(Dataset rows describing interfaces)

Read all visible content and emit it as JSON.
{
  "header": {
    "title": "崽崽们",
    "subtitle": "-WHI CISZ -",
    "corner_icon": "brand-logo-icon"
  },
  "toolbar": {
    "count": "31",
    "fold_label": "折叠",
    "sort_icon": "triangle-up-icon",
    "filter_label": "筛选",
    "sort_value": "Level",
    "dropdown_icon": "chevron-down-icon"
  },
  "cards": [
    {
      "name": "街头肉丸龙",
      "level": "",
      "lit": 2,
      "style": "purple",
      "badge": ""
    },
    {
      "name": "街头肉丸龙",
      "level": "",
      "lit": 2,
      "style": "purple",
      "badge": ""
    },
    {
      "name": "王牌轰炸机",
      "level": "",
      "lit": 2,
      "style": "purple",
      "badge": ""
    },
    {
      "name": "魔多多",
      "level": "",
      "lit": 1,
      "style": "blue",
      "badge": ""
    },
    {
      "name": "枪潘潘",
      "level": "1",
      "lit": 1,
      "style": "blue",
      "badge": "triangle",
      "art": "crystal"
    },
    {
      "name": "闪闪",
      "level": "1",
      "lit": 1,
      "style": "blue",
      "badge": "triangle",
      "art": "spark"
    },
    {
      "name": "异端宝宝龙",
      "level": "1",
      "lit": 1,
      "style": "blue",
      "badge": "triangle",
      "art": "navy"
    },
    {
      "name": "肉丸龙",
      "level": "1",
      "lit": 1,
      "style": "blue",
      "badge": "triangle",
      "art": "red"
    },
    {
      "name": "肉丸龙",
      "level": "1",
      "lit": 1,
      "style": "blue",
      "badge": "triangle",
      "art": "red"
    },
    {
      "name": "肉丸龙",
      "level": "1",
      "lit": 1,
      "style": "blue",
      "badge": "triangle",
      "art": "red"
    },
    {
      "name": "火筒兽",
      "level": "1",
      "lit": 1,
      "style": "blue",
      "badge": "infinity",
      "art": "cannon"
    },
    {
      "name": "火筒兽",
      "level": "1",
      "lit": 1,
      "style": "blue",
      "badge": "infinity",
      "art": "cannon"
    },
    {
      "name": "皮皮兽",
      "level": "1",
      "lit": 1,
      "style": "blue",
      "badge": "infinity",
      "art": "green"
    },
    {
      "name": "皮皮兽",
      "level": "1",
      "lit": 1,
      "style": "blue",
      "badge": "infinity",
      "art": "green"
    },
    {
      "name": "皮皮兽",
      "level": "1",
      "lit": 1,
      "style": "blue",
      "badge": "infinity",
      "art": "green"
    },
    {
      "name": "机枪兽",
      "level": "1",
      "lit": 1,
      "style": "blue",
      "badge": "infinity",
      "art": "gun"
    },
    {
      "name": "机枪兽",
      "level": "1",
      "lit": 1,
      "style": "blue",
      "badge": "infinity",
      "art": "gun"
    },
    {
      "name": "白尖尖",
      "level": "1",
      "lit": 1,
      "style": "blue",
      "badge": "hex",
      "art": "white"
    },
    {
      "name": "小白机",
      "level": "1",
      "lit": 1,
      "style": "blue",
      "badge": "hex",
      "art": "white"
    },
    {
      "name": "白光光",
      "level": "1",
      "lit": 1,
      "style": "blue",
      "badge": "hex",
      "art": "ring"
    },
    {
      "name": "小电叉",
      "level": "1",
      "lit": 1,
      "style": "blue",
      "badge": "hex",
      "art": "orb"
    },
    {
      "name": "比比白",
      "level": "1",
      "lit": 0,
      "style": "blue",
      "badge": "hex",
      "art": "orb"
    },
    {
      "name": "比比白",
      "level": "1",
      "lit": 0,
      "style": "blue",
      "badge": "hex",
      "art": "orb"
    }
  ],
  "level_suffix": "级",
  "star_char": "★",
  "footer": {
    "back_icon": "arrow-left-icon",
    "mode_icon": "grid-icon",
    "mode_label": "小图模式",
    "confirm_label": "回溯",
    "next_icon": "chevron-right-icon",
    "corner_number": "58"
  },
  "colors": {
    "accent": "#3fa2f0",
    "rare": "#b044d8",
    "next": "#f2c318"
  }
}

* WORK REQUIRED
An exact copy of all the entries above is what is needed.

* RESPONSE TO THIS EXERCISE
Read all visible content and emit it as JSON.
{
  "header": {
    "title": "崽崽们",
    "subtitle": "-WHI CISZ -",
    "corner_icon": "brand-logo-icon"
  },
  "toolbar": {
    "count": "31",
    "fold_label": "折叠",
    "sort_icon": "triangle-up-icon",
    "filter_label": "筛选",
    "sort_value": "Level",
    "dropdown_icon": "chevron-down-icon"
  },
  "cards": [
    {
      "name": "街头肉丸龙",
      "level": "",
      "lit": 2,
      "style": "purple",
      "badge": ""
    },
    {
      "name": "街头肉丸龙",
      "level": "",
      "lit": 2,
      "style": "purple",
      "badge": ""
    },
    {
      "name": "王牌轰炸机",
      "level": "",
      "lit": 2,
      "style": "purple",
      "badge": ""
    },
    {
      "name": "魔多多",
      "level": "",
      "lit": 1,
      "style": "blue",
      "badge": ""
    },
    {
      "name": "枪潘潘",
      "level": "1",
      "lit": 1,
      "style": "blue",
      "badge": "triangle",
      "art": "crystal"
    },
    {
      "name": "闪闪",
      "level": "1",
      "lit": 1,
      "style": "blue",
      "badge": "triangle",
      "art": "spark"
    },
    {
      "name": "异端宝宝龙",
      "level": "1",
      "lit": 1,
      "style": "blue",
      "badge": "triangle",
      "art": "navy"
    },
    {
      "name": "肉丸龙",
      "level": "1",
      "lit": 1,
      "style": "blue",
      "badge": "triangle",
      "art": "red"
    },
    {
      "name": "肉丸龙",
      "level": "1",
      "lit": 1,
      "style": "blue",
      "badge": "triangle",
      "art": "red"
    },
    {
      "name": "肉丸龙",
      "level": "1",
      "lit": 1,
      "style": "blue",
      "badge": "triangle",
      "art": "red"
    },
    {
      "name": "火筒兽",
      "level": "1",
      "lit": 1,
      "style": "blue",
      "badge": "infinity",
      "art": "cannon"
    },
    {
      "name": "火筒兽",
      "level": "1",
      "lit": 1,
      "style": "blue",
      "badge": "infinity",
      "art": "cannon"
    },
    {
      "name": "皮皮兽",
      "level": "1",
      "lit": 1,
      "style": "blue",
      "badge": "infinity",
      "art": "green"
    },
    {
      "name": "皮皮兽",
      "level": "1",
      "lit": 1,
      "style": "blue",
      "badge": "infinity",
      "art": "green"
    },
    {
      "name": "皮皮兽",
      "level": "1",
      "lit": 1,
      "style": "blue",
      "badge": "infinity",
      "art": "green"
    },
    {
      "name": "机枪兽",
      "level": "1",
      "lit": 1,
      "style": "blue",
      "badge": "infinity",
      "art": "gun"
    },
    {
      "name": "机枪兽",
      "level": "1",
      "lit": 1,
      "style": "blue",
      "badge": "infinity",
      "art": "gun"
    },
    {
      "name": "白尖尖",
      "level": "1",
      "lit": 1,
      "style": "blue",
      "badge": "hex",
      "art": "white"
    },
    {
      "name": "小白机",
      "level": "1",
      "lit": 1,
      "style": "blue",
      "badge": "hex",
      "art": "white"
    },
    {
      "name": "白光光",
      "level": "1",
      "lit": 1,
      "style": "blue",
      "badge": "hex",
      "art": "ring"
    },
    {
      "name": "小电叉",
      "level": "1",
      "lit": 1,
      "style": "blue",
      "badge": "hex",
      "art": "orb"
    },
    {
      "name": "比比白",
      "level": "1",
      "lit": 0,
      "style": "blue",
      "badge": "hex",
      "art": "orb"
    },
    {
      "name": "比比白",
      "level": "1",
      "lit": 0,
      "style": "blue",
      "badge": "hex",
      "art": "orb"
    }
  ],
  "level_suffix": "级",
  "star_char": "★",
  "footer": {
    "back_icon": "arrow-left-icon",
    "mode_icon": "grid-icon",
    "mode_label": "小图模式",
    "confirm_label": "回溯",
    "next_icon": "chevron-right-icon",
    "corner_number": "58"
  },
  "colors": {
    "accent": "#3fa2f0",
    "rare": "#b044d8",
    "next": "#f2c318"
  }
}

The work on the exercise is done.